It’s too bad, because his turnovers helped offset his fantastic improvement in his shot. Jumping 13 points in FT shooting and 11 points in three point shooting is an impressive improvement. While three point percent tends to jump around a bit, the fact that Jessie improved on his FT shooting lends credence to it being a more permanent shift.
Sapp can improve on his already effective contribution to the team. If he either improves his playmaking or other players step up to take that role, letting him become Ashanti Cook with more playmaking and better defense. A player with his kind of shooting percentages and smart play are immensely valuable. We’ve seen them in Ashanti Cook and Jon Wallace. While you can never count out a Hoya from significant improvement and Sapp in particular, the latter situation seems more likely. At the time, Sapp is unlikely to regress as a player. However, it’s going to be hard to duplicate his clutch play last year.
#4. Austin Freeman.
Is it fair to put Freeman in the four spot? He was an incredibly efficient player without ever appearing spectacular last year, and usually a player who scored well over a point per possession used has very real potential to be a star.

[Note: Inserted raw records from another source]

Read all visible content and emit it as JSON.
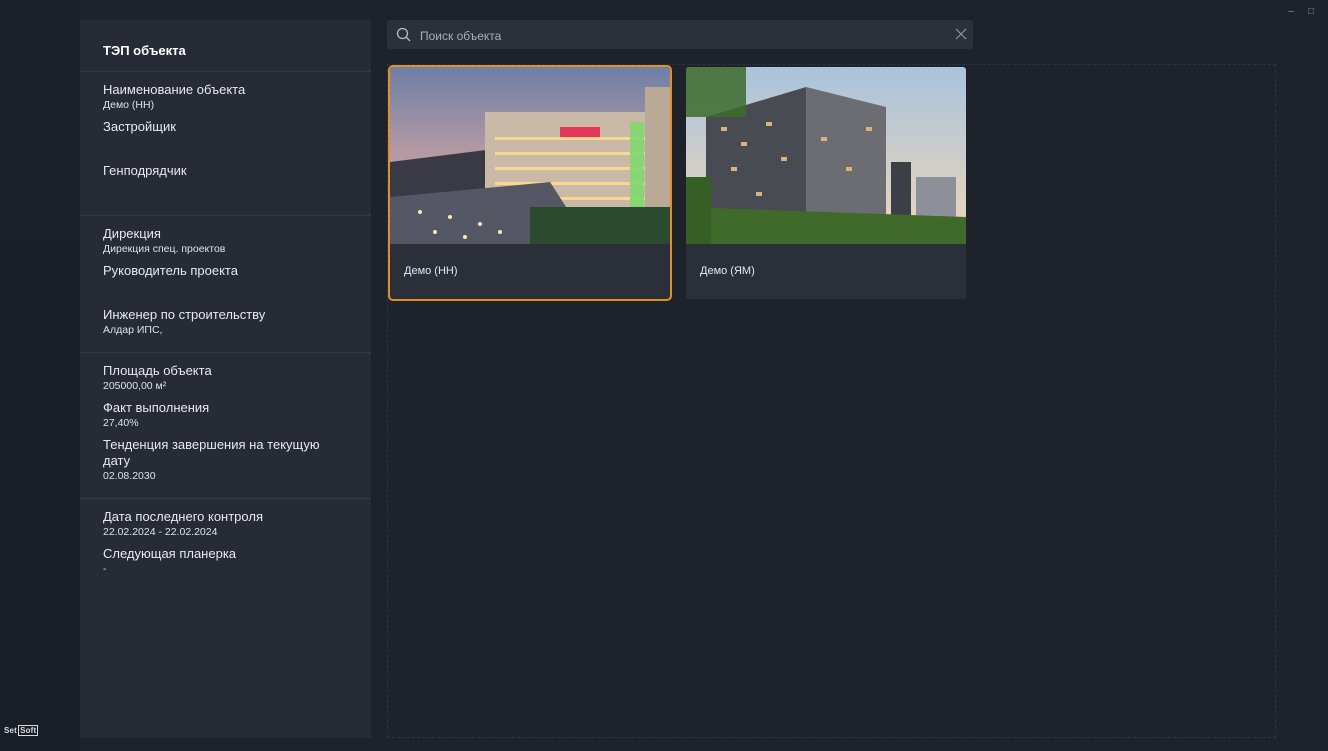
{
  "window": {
    "minimize": "–",
    "maximize": "□"
  },
  "logo": {
    "part1": "Set",
    "part2": "Soft"
  },
  "panel": {
    "title": "ТЭП объекта",
    "fields": {
      "name": {
        "label": "Наименование объекта",
        "value": "Демо (НН)"
      },
      "developer": {
        "label": "Застройщик",
        "value": ""
      },
      "general_contractor": {
        "label": "Генподрядчик",
        "value": ""
      },
      "directorate": {
        "label": "Дирекция",
        "value": "Дирекция спец. проектов"
      },
      "project_manager": {
        "label": "Руководитель проекта",
        "value": ""
      },
      "construction_engineer": {
        "label": "Инженер по строительству",
        "value": "Алдар ИПС,"
      },
      "area": {
        "label": "Площадь объекта",
        "value": "205000,00 м²"
      },
      "progress": {
        "label": "Факт выполнения",
        "value": "27,40%"
      },
      "completion_trend": {
        "label": "Тенденция завершения на текущую дату",
        "value": "02.08.2030"
      },
      "last_control": {
        "label": "Дата последнего контроля",
        "value": "22.02.2024 - 22.02.2024"
      },
      "next_meeting": {
        "label": "Следующая планерка",
        "value": "-"
      }
    }
  },
  "search": {
    "placeholder": "Поиск объекта",
    "value": ""
  },
  "objects": [
    {
      "name": "Демо (НН)",
      "selected": true
    },
    {
      "name": "Демо (ЯМ)",
      "selected": false
    }
  ],
  "colors": {
    "accent": "#e0902a",
    "panel": "#262b35",
    "background": "#1e222b"
  }
}
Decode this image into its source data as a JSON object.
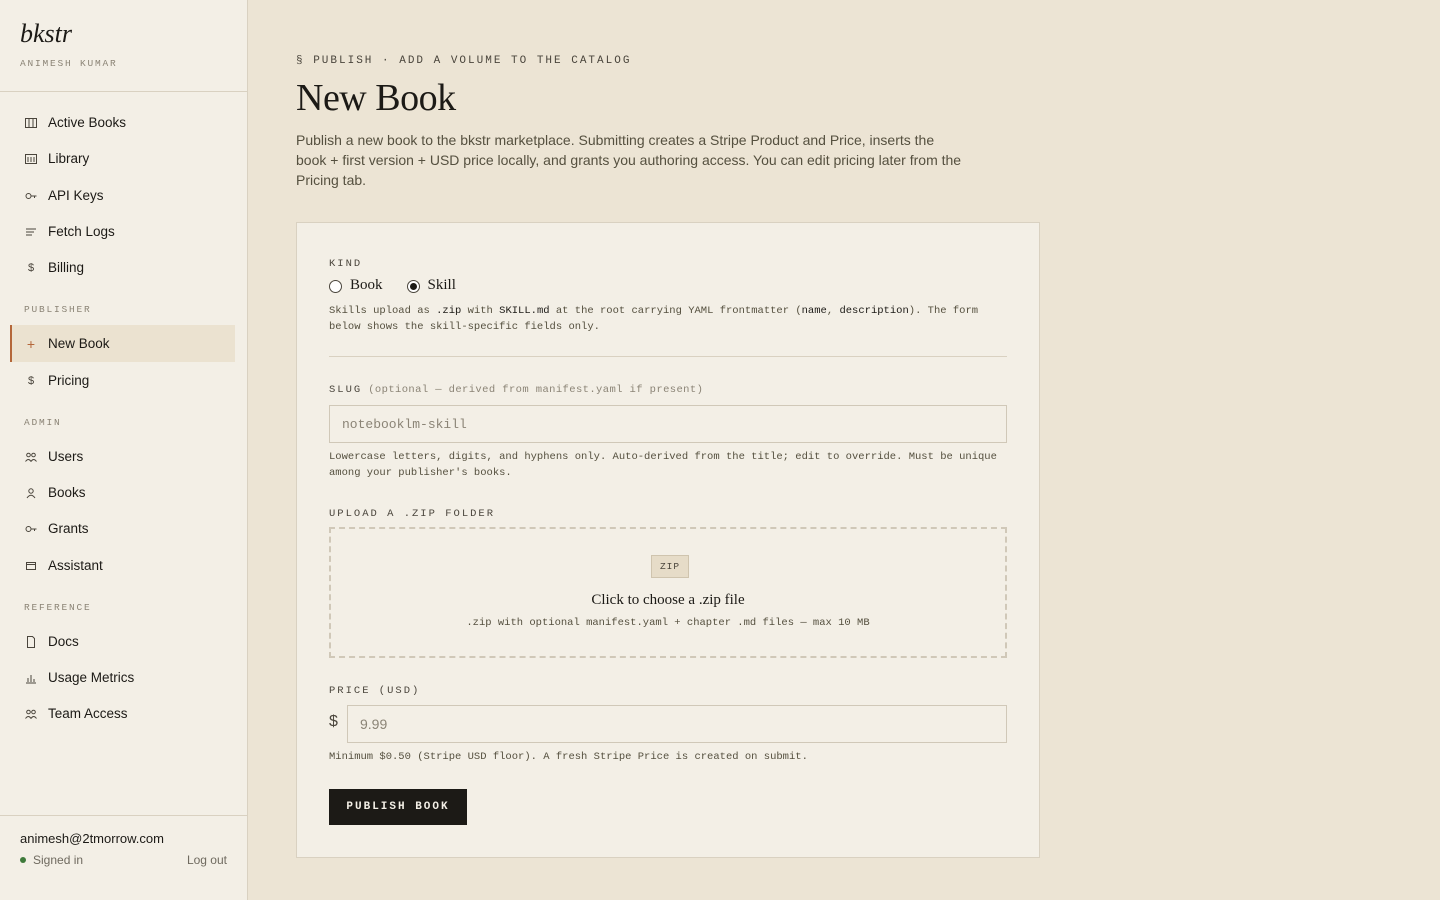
{
  "brand": {
    "name": "bkstr",
    "user": "ANIMESH KUMAR"
  },
  "nav": {
    "main": [
      {
        "label": "Active Books",
        "icon": "columns-icon"
      },
      {
        "label": "Library",
        "icon": "library-icon"
      },
      {
        "label": "API Keys",
        "icon": "key-icon"
      },
      {
        "label": "Fetch Logs",
        "icon": "lines-icon"
      },
      {
        "label": "Billing",
        "icon": "dollar-icon"
      }
    ],
    "publisher_label": "PUBLISHER",
    "publisher": [
      {
        "label": "New Book",
        "icon": "plus-icon",
        "active": true
      },
      {
        "label": "Pricing",
        "icon": "dollar-icon"
      }
    ],
    "admin_label": "ADMIN",
    "admin": [
      {
        "label": "Users",
        "icon": "users-icon"
      },
      {
        "label": "Books",
        "icon": "person-icon"
      },
      {
        "label": "Grants",
        "icon": "key-icon"
      },
      {
        "label": "Assistant",
        "icon": "window-icon"
      }
    ],
    "reference_label": "REFERENCE",
    "reference": [
      {
        "label": "Docs",
        "icon": "document-icon"
      },
      {
        "label": "Usage Metrics",
        "icon": "bar-chart-icon"
      },
      {
        "label": "Team Access",
        "icon": "users-icon"
      }
    ]
  },
  "footer": {
    "email": "animesh@2tmorrow.com",
    "status": "Signed in",
    "logout": "Log out",
    "status_color": "#3e7a3a"
  },
  "page": {
    "eyebrow": "§ PUBLISH · ADD A VOLUME TO THE CATALOG",
    "title": "New Book",
    "lede": "Publish a new book to the bkstr marketplace. Submitting creates a Stripe Product and Price, inserts the book + first version + USD price locally, and grants you authoring access. You can edit pricing later from the Pricing tab."
  },
  "form": {
    "kind_label": "KIND",
    "kind_options": [
      "Book",
      "Skill"
    ],
    "kind_selected": "Skill",
    "kind_help": {
      "p1": "Skills upload as ",
      "c1": ".zip",
      "p2": " with ",
      "c2": "SKILL.md",
      "p3": " at the root carrying YAML frontmatter (",
      "c3": "name",
      "p4": ", ",
      "c4": "description",
      "p5": "). The form below shows the skill-specific fields only."
    },
    "slug_label": "SLUG",
    "slug_sub": "(optional — derived from manifest.yaml if present)",
    "slug_placeholder": "notebooklm-skill",
    "slug_help": "Lowercase letters, digits, and hyphens only. Auto-derived from the title; edit to override. Must be unique among your publisher's books.",
    "upload_label": "UPLOAD A .ZIP FOLDER",
    "upload_badge": "ZIP",
    "upload_title": "Click to choose a .zip file",
    "upload_sub": ".zip with optional manifest.yaml + chapter .md files — max 10 MB",
    "price_label": "PRICE (USD)",
    "price_symbol": "$",
    "price_placeholder": "9.99",
    "price_help": "Minimum $0.50 (Stripe USD floor). A fresh Stripe Price is created on submit.",
    "submit_label": "PUBLISH BOOK"
  },
  "colors": {
    "accent": "#b4673a",
    "background": "#ece4d4",
    "panel": "#f3efe6",
    "button": "#1c1a16"
  }
}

However, in some ways Freeman profiles as a complementary player. He can shoot and knows a good shot. But he was not particularly aggressive about taking or creating shots, which simply may be his disposition or could be attributed to the weakest part of his offensive game, his handle. Freeman wasn’t a big scorer in a similar system at DeMatha, so this style of game isn’t a surprise.
CO had a great post earlier detailing the reality that most role players stay role players in terms of numbers of shots taken. But there’s going to be shots to take, as Roy Hibbert is gone and it’s unlikely that Monroe will shoot at the same rate as Roy. No freshman under JTIII has shot anywhere near Roy’s 26% of shots; the highest was Summers’ 21.9% (Freeman took about 20% of the shots while he was on the floor). When Jeff Green left, the shots shifted to Summers; will Freeman pick up the mantle for a departed Roy Hibbert?
For the Hoyas’ sake, let’s hope so. Freeman’s offensive efficiency was the best freshman mark under JTIII, and the only player within shouting distance was Jeff Green.
Can Freeman pick up the scoring load without losing his efficiency? There’s not a lot of reason to think a minor increase in shots would affect him adversely, at least in respect to last year. It’s not as if Freeman is to the point where he’s taking every good shot he sees, or ever taking a bad shot. Add in the summer reports of him improving his handle and taking it to the hole, and Freeman seems likely to be able to absorb more shots without materially hurting his efficiency.
The next question is, will he? Aggression doesn’t seem to be something that is easily learned, but we’ve seen Jeff, Roy and now DaJuan all increase their frequency of shooting from somewhere around 20% of shots while they are on the floor to 25% or more. Given how well Austin shoots, he seems like one of the logical players to step up. I expect him to do so a bit, but I expect his backcourt mate, Chris Wright, to be more aggressive in taking those shots. However, if Austin does take more shots while keeping his efficiency, Austin could become the best 15 ppg scorer in the Big East.